From the foregoing description, it will be apparent that a highly eiflcient and inexpensive method is herewith provided for cleaning and treating oysters prior to the canning thereof. It is to be noted that the time of passage of the oysters through the tank may be changed by regulating the speed of the pump 82 and hence the speed of circulation of the solution. The speed of travel of the oysters through the solution and the saturation of the solution may be changed to vary the amount of impregnation of the oysters by the salt.
Of course, minor changes in the carrying out of the method and in the construction of the apparatus may be made without departing from the scope of the invention as set forth in the appended claims.
Having thus described the invention, what I claim as new and desire to secure by Letters Patent, is
1. The method of treating oysters preparatory to canning the same consisting in delivering the oysters to a salt bath of sufiiclent saturation t'u float the oysters and .of insumcient saturation to float particles of shell, sand or grit, moving the oysters through the bath, intermittently and gently submerging the oysters during their movement through the bath whereby to dislodge particles of shell, sand or grit and cause the same to fall to the bottom of the bath, and then removing the oysters from the bath for canning.
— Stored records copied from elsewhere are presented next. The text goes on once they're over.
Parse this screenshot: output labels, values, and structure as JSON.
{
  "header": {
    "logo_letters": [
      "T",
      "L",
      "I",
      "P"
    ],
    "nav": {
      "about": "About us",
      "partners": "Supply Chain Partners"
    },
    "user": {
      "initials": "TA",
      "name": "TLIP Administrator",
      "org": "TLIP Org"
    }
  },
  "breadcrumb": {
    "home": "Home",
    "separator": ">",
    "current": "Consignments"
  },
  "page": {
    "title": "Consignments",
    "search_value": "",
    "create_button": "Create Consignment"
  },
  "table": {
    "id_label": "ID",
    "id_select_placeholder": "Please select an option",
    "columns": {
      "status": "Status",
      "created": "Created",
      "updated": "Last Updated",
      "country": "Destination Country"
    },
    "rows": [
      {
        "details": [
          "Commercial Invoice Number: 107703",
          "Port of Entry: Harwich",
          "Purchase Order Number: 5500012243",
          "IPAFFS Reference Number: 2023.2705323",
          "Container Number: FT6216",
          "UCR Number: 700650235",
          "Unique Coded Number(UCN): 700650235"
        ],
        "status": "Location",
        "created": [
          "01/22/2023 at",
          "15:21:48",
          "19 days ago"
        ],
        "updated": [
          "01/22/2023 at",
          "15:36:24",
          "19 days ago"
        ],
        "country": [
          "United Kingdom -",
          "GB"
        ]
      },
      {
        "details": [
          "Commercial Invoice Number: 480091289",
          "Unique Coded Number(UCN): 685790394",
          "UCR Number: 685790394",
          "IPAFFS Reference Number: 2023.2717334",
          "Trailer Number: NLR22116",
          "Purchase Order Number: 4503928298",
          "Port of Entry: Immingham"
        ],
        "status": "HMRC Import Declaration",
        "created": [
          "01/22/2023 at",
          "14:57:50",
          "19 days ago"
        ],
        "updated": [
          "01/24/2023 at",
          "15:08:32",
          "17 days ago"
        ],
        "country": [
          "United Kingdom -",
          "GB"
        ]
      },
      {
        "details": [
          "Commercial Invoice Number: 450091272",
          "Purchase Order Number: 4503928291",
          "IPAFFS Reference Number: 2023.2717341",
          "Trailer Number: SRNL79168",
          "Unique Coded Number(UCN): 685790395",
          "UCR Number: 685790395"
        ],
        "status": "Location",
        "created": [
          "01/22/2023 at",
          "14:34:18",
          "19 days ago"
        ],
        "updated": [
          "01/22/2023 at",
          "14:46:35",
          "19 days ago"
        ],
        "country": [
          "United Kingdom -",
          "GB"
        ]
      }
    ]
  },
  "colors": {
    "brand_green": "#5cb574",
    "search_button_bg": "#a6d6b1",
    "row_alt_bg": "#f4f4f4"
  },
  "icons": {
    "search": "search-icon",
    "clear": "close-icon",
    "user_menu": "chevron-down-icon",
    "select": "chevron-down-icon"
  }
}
2. The method of treating oysters preparatory to canning the same consisting in delivering the oysters to a salt bath of suflicient saturation to float the oysters but of insumcient saturation to float particles of shell, sand or grit, circulating the bath containing the oysters whereby to move the oysters therethrough, intermittently and ently submerging the oysters in the bath whereby to dislodge particles of shell, sand or grit which will fall to the bottom, and thereafter removing the oysters from the bath for canning.
. .CLYDE H. BLOEDORN.
|Citing Patent||Filing date||Publication date||Applicant||Title|
|US2469026 *||Nov 7, 1946||May 3, 1949||Barstad Sverre A||Arrangement for the salting and hooking of fish|
|US2545517 *||Feb 27, 1946||Mar 20, 1951||Blue Channel Corp||Apparatus for the recovery of crab meat from bony material by gravity liquid separation|
|US2600867 *||Feb 15, 1946||Jun 17, 1952||Hartford Nat Bank & Trust Co||Method of separating shells and meat of shellfish|
|US2606660 *||Sep 4, 1946||Aug 12, 1952||Combined Metals Reduction Comp||Apparatus for separating solids of relatively different wettabilities|
|US2824005 *||Jun 19, 1956||Feb 18, 1958||Blue Channel Corp||Method of recovering the meats of bivalves|
|US2929502 *||Mar 14, 1957||Mar 22, 1960||Blue Channel Corp||Apparatus for recovering meat from bony material by flotation|
|US3203034 *||Oct 25, 1962||Aug 31, 1965||Seidel Edward||Material handling apparatus|
|US3249219 *||Nov 13, 1964||May 3, 1966||J J Res & Dev Inc||Separation of nutmeat fragments from shell fragments|
|US3653918 *||Dec 22, 1969||Apr 4, 1972||Wallace Charles H||Method of processing hams|
|US3773175 *||Jan 29, 1971||Nov 20, 1973||Wallace C||Apparatus for grading pieces of meat|
|US5435443 *||Nov 3, 1993||Jul 25, 1995||Hohenester; Hermann||Method and apparatus for separating mixtures of substances|
|U.S. Classification||209/173, 209/2, 426/643, 99/536, 426/479, 99/570|